The symbolic measure passed 237-163 with near-unanimous Republican support — only then-Rep. David Jolly (R-Fla.), who was defeated last fall, voted “present” (E&E News PM, June 10, 2016).

Asked whether the increase in extreme weather from coast to coast may persuade some Republicans to embrace climate legislation, Taylor expressed skepticism.

“Up to this point, there has been zero evidence that extreme weather and climate events has moved Republicans on climate. … That doesn’t mean that won’t change in the future,” he said.

There has been limited discussion about climate and the environment in the overall tax debate, mainly focused on the piece of the Senate proposal that would open the Arctic National Wildlife Refuge to oil and gas drilling. National environmental groups like the League of Conservation Voters and Sierra Club have been running ads about ANWR and the tax bill in key states and congressional districts, arguing that the Republican legislation rewards “corporate polluters.”

“Those supporting this legislation know no shame,” said Maura , director of the Sierra Club Resist Campaign. “They will sacrifice anything — from our pristine Arctic to programs and policies that save American lives — to fork over billions in tax cuts and giveaways to the wealthiest people and corporate polluters. This scheme does nothing less than threaten the health of millions of people to pour billions of dollars into the pockets of the rich.”

On the eve of Thanksgiving, the LCV released little-noticed polling from eight battleground House districts held by Republicans. It shows that voters are strongly opposed to the tax reform legislation and even more opposed to opening up the Arctic to drilling.

The poll, conducted jointly by Democratic and GOP firms, showed potential political peril for the Republican lawmakers — Reps. Darrell Issa of California; Brian Mast of Florida; Bruce Poliquin of Maine; John Faso and Elise Stefanik of New York; and Ryan Costello, Patrick Meehan and Brian Fitzpatrick of Pennsylvania — if they vote to open the Arctic refuge to drilling.

Meanwhile, several energy taxes remain in limbo, pending a resolution between the House and Senate versions of the reform legislation.
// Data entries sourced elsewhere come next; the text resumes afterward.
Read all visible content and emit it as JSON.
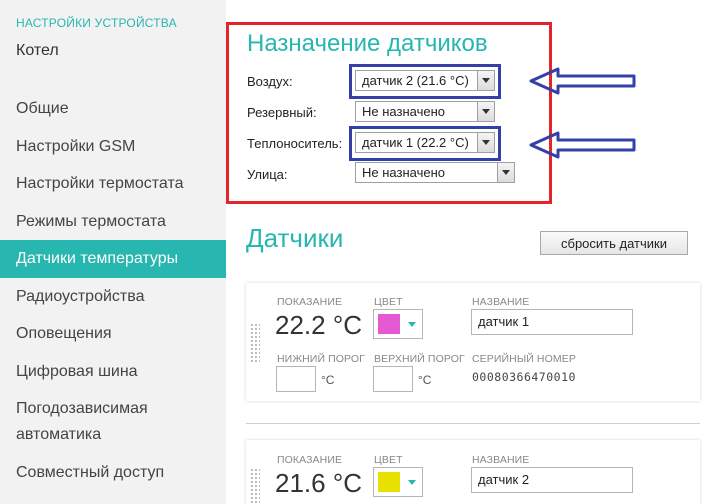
{
  "sidebar": {
    "heading": "НАСТРОЙКИ УСТРОЙСТВА",
    "device": "Котел",
    "items": [
      {
        "label": "Общие"
      },
      {
        "label": "Настройки GSM"
      },
      {
        "label": "Настройки термостата"
      },
      {
        "label": "Режимы термостата"
      },
      {
        "label": "Датчики температуры",
        "active": true
      },
      {
        "label": "Радиоустройства"
      },
      {
        "label": "Оповещения"
      },
      {
        "label": "Цифровая шина"
      },
      {
        "label": "Погодозависимая автоматика"
      },
      {
        "label": "Совместный доступ"
      }
    ]
  },
  "assignment": {
    "title": "Назначение датчиков",
    "rows": [
      {
        "label": "Воздух:",
        "value": "датчик 2 (21.6 °C)"
      },
      {
        "label": "Резервный:",
        "value": "Не назначено"
      },
      {
        "label": "Теплоноситель:",
        "value": "датчик 1 (22.2 °C)"
      },
      {
        "label": "Улица:",
        "value": "Не назначено"
      }
    ]
  },
  "sensors": {
    "title": "Датчики",
    "reset_label": "сбросить датчики",
    "labels": {
      "reading": "ПОКАЗАНИЕ",
      "color": "ЦВЕТ",
      "name": "НАЗВАНИЕ",
      "low": "НИЖНИЙ ПОРОГ",
      "high": "ВЕРХНИЙ ПОРОГ",
      "serial": "СЕРИЙНЫЙ НОМЕР",
      "unit": "°C"
    },
    "cards": [
      {
        "reading": "22.2 °C",
        "color": "#e55ad2",
        "name": "датчик 1",
        "serial": "00080366470010"
      },
      {
        "reading": "21.6 °C",
        "color": "#e8e000",
        "name": "датчик 2"
      }
    ]
  },
  "colors": {
    "accent": "#27b6b0",
    "annotation_red": "#e3242b",
    "annotation_blue": "#3340a8"
  }
}
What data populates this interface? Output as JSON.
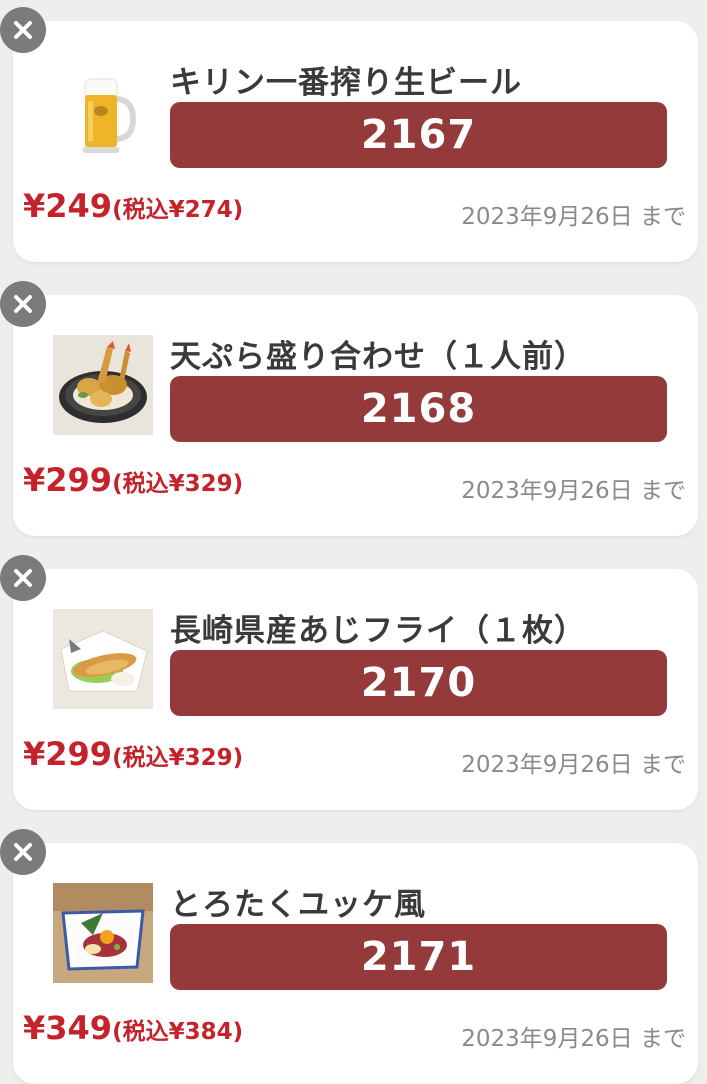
{
  "coupons": [
    {
      "name": "キリン一番搾り生ビール",
      "code": "2167",
      "price": "¥249",
      "tax_price": "(税込¥274)",
      "expiry": "2023年9月26日 まで",
      "thumb_icon": "beer-mug-icon"
    },
    {
      "name": "天ぷら盛り合わせ（１人前）",
      "code": "2168",
      "price": "¥299",
      "tax_price": "(税込¥329)",
      "expiry": "2023年9月26日 まで",
      "thumb_icon": "tempura-plate-icon"
    },
    {
      "name": "長崎県産あじフライ（１枚）",
      "code": "2170",
      "price": "¥299",
      "tax_price": "(税込¥329)",
      "expiry": "2023年9月26日 まで",
      "thumb_icon": "fried-fish-icon"
    },
    {
      "name": "とろたくユッケ風",
      "code": "2171",
      "price": "¥349",
      "tax_price": "(税込¥384)",
      "expiry": "2023年9月26日 まで",
      "thumb_icon": "yukhoe-bowl-icon"
    }
  ],
  "colors": {
    "code_box": "#943a3a",
    "price_red": "#c4232b",
    "page_background": "#efeeed",
    "close_button": "#7b7b7b"
  }
}
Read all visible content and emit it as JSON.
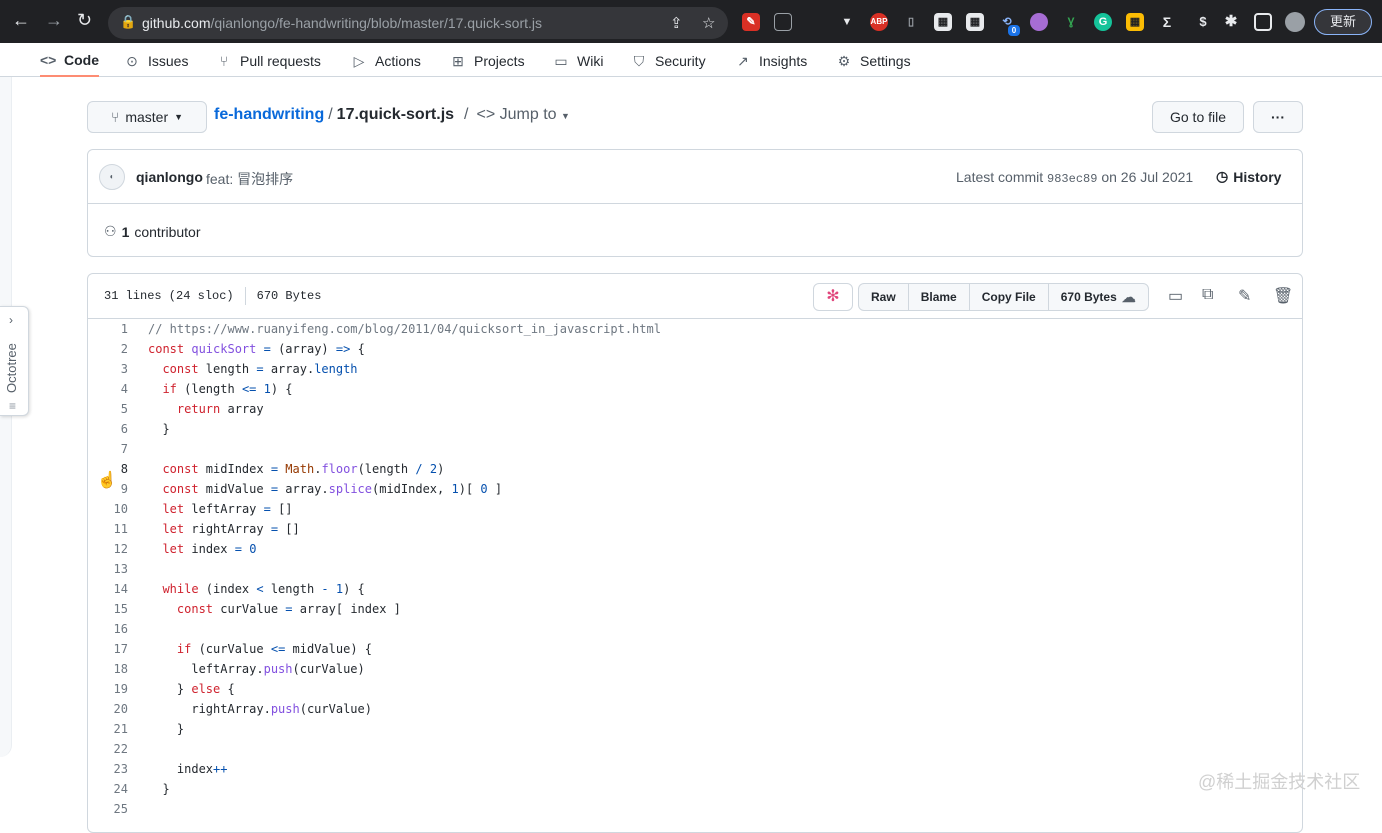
{
  "browser": {
    "url_host": "github.com",
    "url_path": "/qianlongo/fe-handwriting/blob/master/17.quick-sort.js",
    "update_label": "更新",
    "badge_count": "0"
  },
  "repo_nav": {
    "tabs": [
      {
        "label": "Code",
        "icon": "code-icon"
      },
      {
        "label": "Issues",
        "icon": "issue-icon"
      },
      {
        "label": "Pull requests",
        "icon": "pull-request-icon"
      },
      {
        "label": "Actions",
        "icon": "play-icon"
      },
      {
        "label": "Projects",
        "icon": "table-icon"
      },
      {
        "label": "Wiki",
        "icon": "book-icon"
      },
      {
        "label": "Security",
        "icon": "shield-icon"
      },
      {
        "label": "Insights",
        "icon": "graph-icon"
      },
      {
        "label": "Settings",
        "icon": "gear-icon"
      }
    ]
  },
  "octotree": {
    "label": "Octotree"
  },
  "breadcrumb": {
    "branch": "master",
    "repo": "fe-handwriting",
    "separator": "/",
    "file": "17.quick-sort.js",
    "jump_to": "Jump to",
    "go_to_file": "Go to file",
    "more": "···"
  },
  "commit": {
    "author": "qianlongo",
    "message": "feat: 冒泡排序",
    "latest_prefix": "Latest commit",
    "sha": "983ec89",
    "date": "on 26 Jul 2021",
    "history": "History",
    "contributors_count": "1",
    "contributors_label": "contributor"
  },
  "file": {
    "lines_info": "31 lines (24 sloc)",
    "size": "670 Bytes",
    "raw": "Raw",
    "blame": "Blame",
    "copy_file": "Copy File",
    "download_size": "670 Bytes"
  },
  "code_lines": [
    "// https://www.ruanyifeng.com/blog/2011/04/quicksort_in_javascript.html",
    "const quickSort = (array) => {",
    "  const length = array.length",
    "  if (length <= 1) {",
    "    return array",
    "  }",
    "",
    "  const midIndex = Math.floor(length / 2)",
    "  const midValue = array.splice(midIndex, 1)[ 0 ]",
    "  let leftArray = []",
    "  let rightArray = []",
    "  let index = 0",
    "",
    "  while (index < length - 1) {",
    "    const curValue = array[ index ]",
    "",
    "    if (curValue <= midValue) {",
    "      leftArray.push(curValue)",
    "    } else {",
    "      rightArray.push(curValue)",
    "    }",
    "",
    "    index++",
    "  }",
    ""
  ],
  "active_line": 8,
  "watermark": "@稀土掘金技术社区"
}
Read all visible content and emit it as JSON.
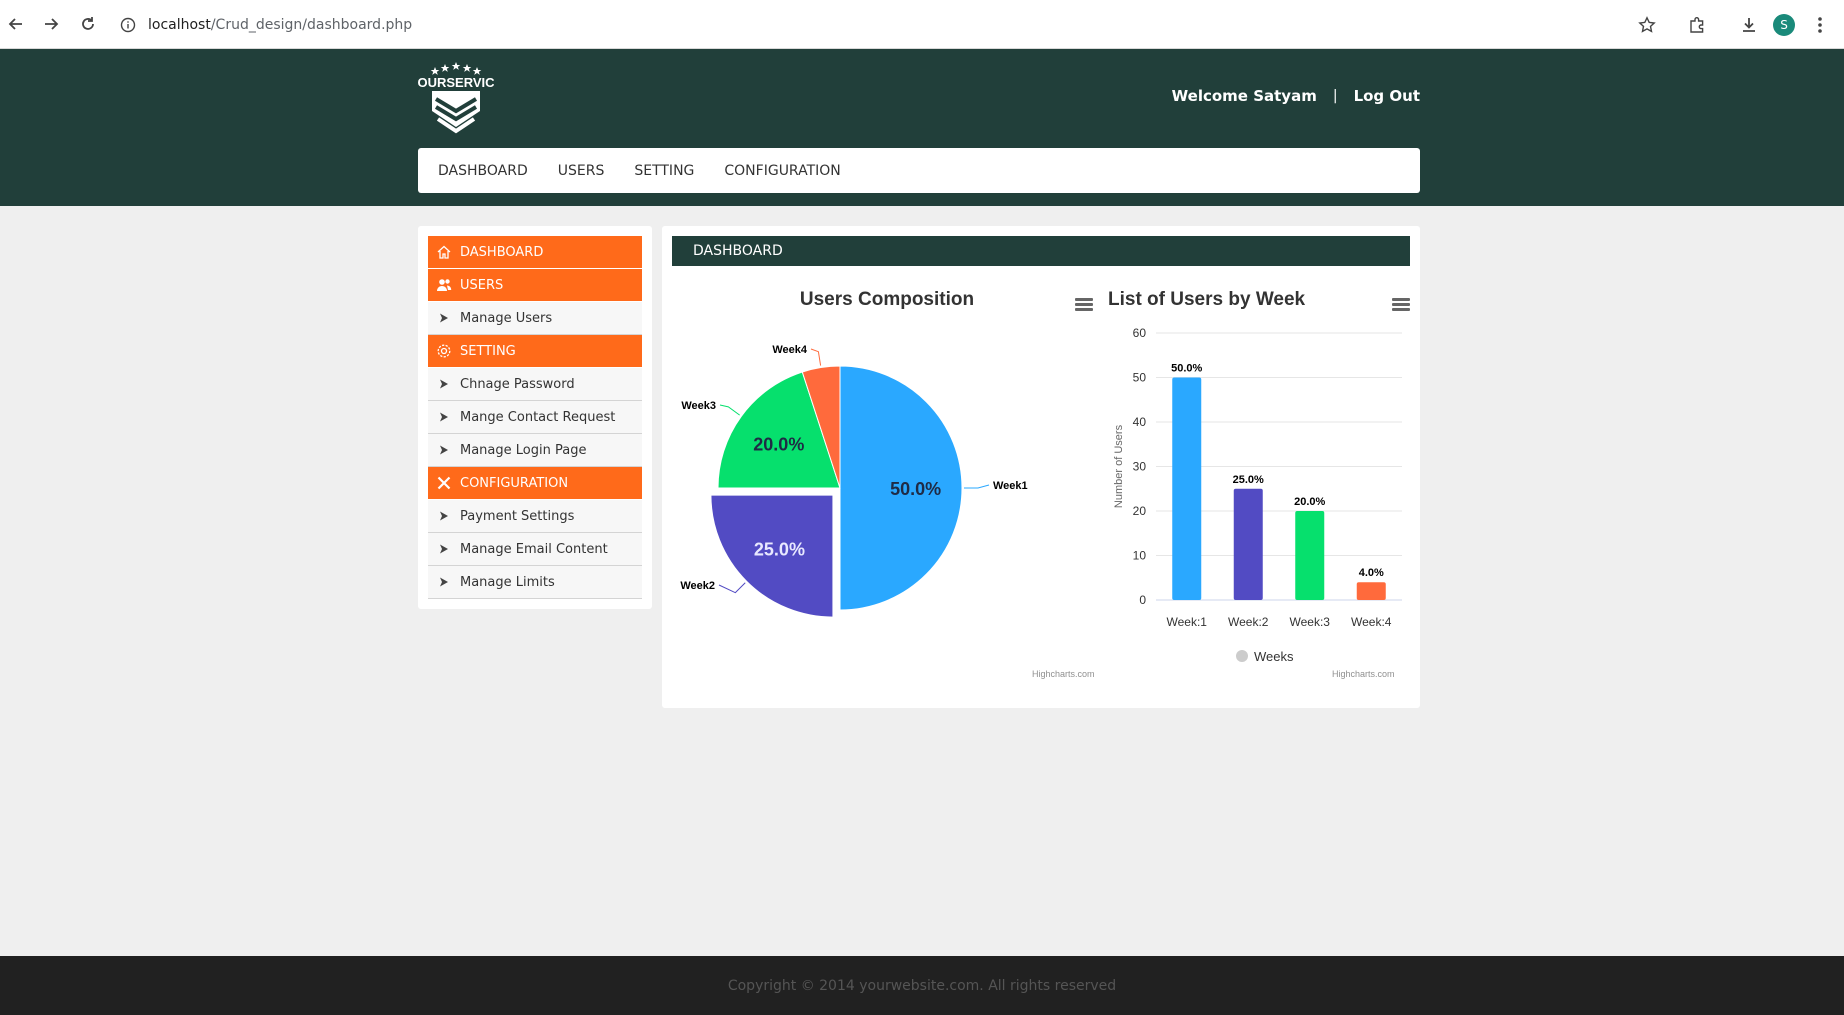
{
  "browser": {
    "url_host": "localhost",
    "url_path": "/Crud_design/dashboard.php",
    "profile_initial": "S"
  },
  "header": {
    "logo_text": "YOURSERVICE",
    "welcome": "Welcome Satyam",
    "separator": "|",
    "logout": "Log Out"
  },
  "topnav": [
    "DASHBOARD",
    "USERS",
    "SETTING",
    "CONFIGURATION"
  ],
  "sidebar": {
    "dashboard": "DASHBOARD",
    "users": "USERS",
    "users_items": [
      "Manage Users"
    ],
    "setting": "SETTING",
    "setting_items": [
      "Chnage Password",
      "Mange Contact Request",
      "Manage Login Page"
    ],
    "configuration": "CONFIGURATION",
    "configuration_items": [
      "Payment Settings",
      "Manage Email Content",
      "Manage Limits"
    ]
  },
  "panel": {
    "title": "DASHBOARD",
    "credit": "Highcharts.com"
  },
  "chart_data": [
    {
      "type": "pie",
      "title": "Users Composition",
      "slices": [
        {
          "name": "Week1",
          "value": 50.0,
          "label": "50.0%",
          "color": "#2aa8ff"
        },
        {
          "name": "Week2",
          "value": 25.0,
          "label": "25.0%",
          "color": "#524bc3"
        },
        {
          "name": "Week3",
          "value": 20.0,
          "label": "20.0%",
          "color": "#06e06d"
        },
        {
          "name": "Week4",
          "value": 5.0,
          "label": "",
          "color": "#ff6a3c"
        }
      ]
    },
    {
      "type": "bar",
      "title": "List of Users by Week",
      "categories": [
        "Week:1",
        "Week:2",
        "Week:3",
        "Week:4"
      ],
      "values": [
        50,
        25,
        20,
        4
      ],
      "data_labels": [
        "50.0%",
        "25.0%",
        "20.0%",
        "4.0%"
      ],
      "colors": [
        "#2aa8ff",
        "#524bc3",
        "#06e06d",
        "#ff6a3c"
      ],
      "ylabel": "Number of Users",
      "ylim": [
        0,
        60
      ],
      "yticks": [
        0,
        10,
        20,
        30,
        40,
        50,
        60
      ],
      "legend": "Weeks",
      "legend_position": "bottom-center",
      "grid": true
    }
  ],
  "footer": {
    "copyright": "Copyright © 2014 yourwebsite.com. All rights reserved"
  }
}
Floor debate in the Senate this week could feature discussions on nearly two dozen energy-related amendments filed before the Thanksgiving break.

Some green groups are also worried about the legislation’s impact on nonprofit organizations. Changes in provisions regarding tax deductions could affect nonprofits’ ability to raise money, many groups fear.

Through all this debate over taxes — and in the debates likely to come — Larson remains cautiously optimistic about the prospects for a carbon tax, one of these days.

“In this business,” he observed, “consistency has great value.”